He’d thrown 6.1 innings of one-run ball on 102 pitches and the Angels were up 7-1, but Weaver wasn’t happy with how he was pitching and specifically told Bill Shaikin of the Los Angeles Times that he “didn’t have any command of my fastball.”
And because he’s Jered Weaver, longtime excellent pitcher with a good reputation for such things, Butcher had plenty of praise for him, saying: “It takes a man to tell you he wants to come out of the game. Hats off to him.”
Weaver’s catcher, Hank Conger, said: “I was a little shocked. He always loves taking the ball.”
And the reliever who came in to replace him, Michael Kohn, said: “I was surprised. I was warming up, taking my time, and they said, ‘You’re in the game.'”
Sunday’s start may have been a batter or two shorter than manager Mike Scioscia planned, but it was Weaver’s fifth straight strong outing since beginning the season with three straight rough games. During that five-start stretch he’s 4-0 with a 1.71 ERA and 23/8 K/BB ratio in 32 innings and has allowed just one homer.
On Monday evening, the Yankees and Nationals resumed a game from May 15 that was suspended due to inclement weather. The game was suspended after the top of the sixth inning with a 3-3 tie. That, and the next day’s game, were rescheduled for today, a month and three days later.
An interesting thing happened in that month and three days: Juan Soto made his major league debut. Soto, at the time of his promotion, was the minor league leader in home runs. He took his first major league at-bat on May 20, pinch-hitting in a game against the Dodgers. He struck out. He got his first start the next day against the Padres, going 2-for-4 with a home run and three RBI.

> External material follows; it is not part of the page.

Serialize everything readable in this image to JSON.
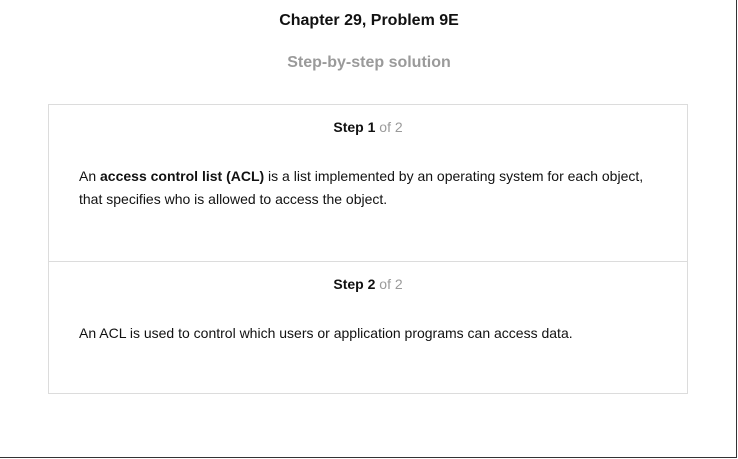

When Soto stepped to the plate on Monday evening in the bottom of the sixth inning, technically he is considered to have done so on May 15. As fate would have it, he absolutely obliterated a 97 MPH fastball from Chad Green for a two-run home run. So he homered in his major league debut after having already made his major league debut. Does Soto have a DeLorean? On May 15, Soto was batting third for Double-A Harrisburg. He went 3-for-4 (all singles) with an RBI.
Michael Kay, citing the Elias Sports Bureau on the YES broadcast, said that it still considers Soto’s debut as having occurred on May 20, but he will have an asterisk denoting May 15’s suspended game. His first major league hit and RBI are still considered to have come on his three-run homer against the Padres. So there’s that.